┌─ Material for this exercise
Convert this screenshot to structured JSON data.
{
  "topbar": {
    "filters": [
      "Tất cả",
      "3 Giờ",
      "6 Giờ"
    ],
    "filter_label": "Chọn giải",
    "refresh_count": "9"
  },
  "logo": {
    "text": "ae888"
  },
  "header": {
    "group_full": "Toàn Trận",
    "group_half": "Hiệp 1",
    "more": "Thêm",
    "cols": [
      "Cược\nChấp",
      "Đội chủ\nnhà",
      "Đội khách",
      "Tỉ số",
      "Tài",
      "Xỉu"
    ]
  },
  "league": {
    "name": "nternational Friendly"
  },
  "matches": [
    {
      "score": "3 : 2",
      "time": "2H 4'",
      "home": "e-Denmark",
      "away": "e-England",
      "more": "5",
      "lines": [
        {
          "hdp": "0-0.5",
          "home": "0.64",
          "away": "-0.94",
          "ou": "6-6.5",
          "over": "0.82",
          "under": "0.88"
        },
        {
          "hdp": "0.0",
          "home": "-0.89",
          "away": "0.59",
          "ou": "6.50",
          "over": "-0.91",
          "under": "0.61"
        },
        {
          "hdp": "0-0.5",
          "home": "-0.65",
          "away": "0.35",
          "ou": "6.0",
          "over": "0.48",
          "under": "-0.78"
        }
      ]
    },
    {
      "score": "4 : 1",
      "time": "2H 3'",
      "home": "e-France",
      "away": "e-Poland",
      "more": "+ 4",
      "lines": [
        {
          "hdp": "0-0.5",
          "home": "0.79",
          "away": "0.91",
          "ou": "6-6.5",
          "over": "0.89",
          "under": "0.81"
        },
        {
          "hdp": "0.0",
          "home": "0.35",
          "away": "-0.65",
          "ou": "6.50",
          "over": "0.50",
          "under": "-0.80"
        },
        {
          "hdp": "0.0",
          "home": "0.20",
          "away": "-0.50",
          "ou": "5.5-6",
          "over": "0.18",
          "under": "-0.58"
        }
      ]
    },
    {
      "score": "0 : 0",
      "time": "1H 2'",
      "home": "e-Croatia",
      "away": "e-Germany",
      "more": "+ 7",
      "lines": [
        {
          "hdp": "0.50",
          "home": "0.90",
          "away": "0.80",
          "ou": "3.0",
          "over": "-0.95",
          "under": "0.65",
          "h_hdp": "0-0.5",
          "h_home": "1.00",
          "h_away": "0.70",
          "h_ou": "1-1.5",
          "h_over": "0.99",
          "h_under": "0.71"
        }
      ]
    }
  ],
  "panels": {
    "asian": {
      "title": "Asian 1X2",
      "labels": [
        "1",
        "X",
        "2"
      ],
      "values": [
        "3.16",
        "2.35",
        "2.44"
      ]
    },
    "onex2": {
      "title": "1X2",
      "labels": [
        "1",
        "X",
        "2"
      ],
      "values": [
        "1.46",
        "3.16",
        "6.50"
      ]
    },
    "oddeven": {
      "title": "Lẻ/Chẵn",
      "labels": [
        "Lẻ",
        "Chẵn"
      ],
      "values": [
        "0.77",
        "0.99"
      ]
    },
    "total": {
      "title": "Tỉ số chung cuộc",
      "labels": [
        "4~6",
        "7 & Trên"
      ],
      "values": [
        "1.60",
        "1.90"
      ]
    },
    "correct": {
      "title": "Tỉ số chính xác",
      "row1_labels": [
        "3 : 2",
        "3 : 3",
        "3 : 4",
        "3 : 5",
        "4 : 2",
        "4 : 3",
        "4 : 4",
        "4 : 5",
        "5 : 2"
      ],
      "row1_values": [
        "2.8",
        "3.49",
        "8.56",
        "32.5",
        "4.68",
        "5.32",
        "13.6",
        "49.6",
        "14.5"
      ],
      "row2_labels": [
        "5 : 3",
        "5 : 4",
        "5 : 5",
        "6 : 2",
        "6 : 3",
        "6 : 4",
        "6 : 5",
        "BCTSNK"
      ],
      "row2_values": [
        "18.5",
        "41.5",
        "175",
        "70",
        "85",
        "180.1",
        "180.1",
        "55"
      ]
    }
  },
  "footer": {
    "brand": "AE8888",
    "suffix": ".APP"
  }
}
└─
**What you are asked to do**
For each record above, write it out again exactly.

**Worked solution**
Convert this screenshot to structured JSON data.
{
  "topbar": {
    "filters": [
      "Tất cả",
      "3 Giờ",
      "6 Giờ"
    ],
    "filter_label": "Chọn giải",
    "refresh_count": "9"
  },
  "logo": {
    "text": "ae888"
  },
  "header": {
    "group_full": "Toàn Trận",
    "group_half": "Hiệp 1",
    "more": "Thêm",
    "cols": [
      "Cược\nChấp",
      "Đội chủ\nnhà",
      "Đội khách",
      "Tỉ số",
      "Tài",
      "Xỉu"
    ]
  },
  "league": {
    "name": "nternational Friendly"
  },
  "matches": [
    {
      "score": "3 : 2",
      "time": "2H 4'",
      "home": "e-Denmark",
      "away": "e-England",
      "more": "5",
      "lines": [
        {
          "hdp": "0-0.5",
          "home": "0.64",
          "away": "-0.94",
          "ou": "6-6.5",
          "over": "0.82",
          "under": "0.88"
        },
        {
          "hdp": "0.0",
          "home": "-0.89",
          "away": "0.59",
          "ou": "6.50",
          "over": "-0.91",
          "under": "0.61"
        },
        {
          "hdp": "0-0.5",
          "home": "-0.65",
          "away": "0.35",
          "ou": "6.0",
          "over": "0.48",
          "under": "-0.78"
        }
      ]
    },
    {
      "score": "4 : 1",
      "time": "2H 3'",
      "home": "e-France",
      "away": "e-Poland",
      "more": "+ 4",
      "lines": [
        {
          "hdp": "0-0.5",
          "home": "0.79",
          "away": "0.91",
          "ou": "6-6.5",
          "over": "0.89",
          "under": "0.81"
        },
        {
          "hdp": "0.0",
          "home": "0.35",
          "away": "-0.65",
          "ou": "6.50",
          "over": "0.50",
          "under": "-0.80"
        },
        {
          "hdp": "0.0",
          "home": "0.20",
          "away": "-0.50",
          "ou": "5.5-6",
          "over": "0.18",
          "under": "-0.58"
        }
      ]
    },
    {
      "score": "0 : 0",
      "time": "1H 2'",
      "home": "e-Croatia",
      "away": "e-Germany",
      "more": "+ 7",
      "lines": [
        {
          "hdp": "0.50",
          "home": "0.90",
          "away": "0.80",
          "ou": "3.0",
          "over": "-0.95",
          "under": "0.65",
          "h_hdp": "0-0.5",
          "h_home": "1.00",
          "h_away": "0.70",
          "h_ou": "1-1.5",
          "h_over": "0.99",
          "h_under": "0.71"
        }
      ]
    }
  ],
  "panels": {
    "asian": {
      "title": "Asian 1X2",
      "labels": [
        "1",
        "X",
        "2"
      ],
      "values": [
        "3.16",
        "2.35",
        "2.44"
      ]
    },
    "onex2": {
      "title": "1X2",
      "labels": [
        "1",
        "X",
        "2"
      ],
      "values": [
        "1.46",
        "3.16",
        "6.50"
      ]
    },
    "oddeven": {
      "title": "Lẻ/Chẵn",
      "labels": [
        "Lẻ",
        "Chẵn"
      ],
      "values": [
        "0.77",
        "0.99"
      ]
    },
    "total": {
      "title": "Tỉ số chung cuộc",
      "labels": [
        "4~6",
        "7 & Trên"
      ],
      "values": [
        "1.60",
        "1.90"
      ]
    },
    "correct": {
      "title": "Tỉ số chính xác",
      "row1_labels": [
        "3 : 2",
        "3 : 3",
        "3 : 4",
        "3 : 5",
        "4 : 2",
        "4 : 3",
        "4 : 4",
        "4 : 5",
        "5 : 2"
      ],
      "row1_values": [
        "2.8",
        "3.49",
        "8.56",
        "32.5",
        "4.68",
        "5.32",
        "13.6",
        "49.6",
        "14.5"
      ],
      "row2_labels": [
        "5 : 3",
        "5 : 4",
        "5 : 5",
        "6 : 2",
        "6 : 3",
        "6 : 4",
        "6 : 5",
        "BCTSNK"
      ],
      "row2_values": [
        "18.5",
        "41.5",
        "175",
        "70",
        "85",
        "180.1",
        "180.1",
        "55"
      ]
    }
  },
  "footer": {
    "brand": "AE8888",
    "suffix": ".APP"
  }
}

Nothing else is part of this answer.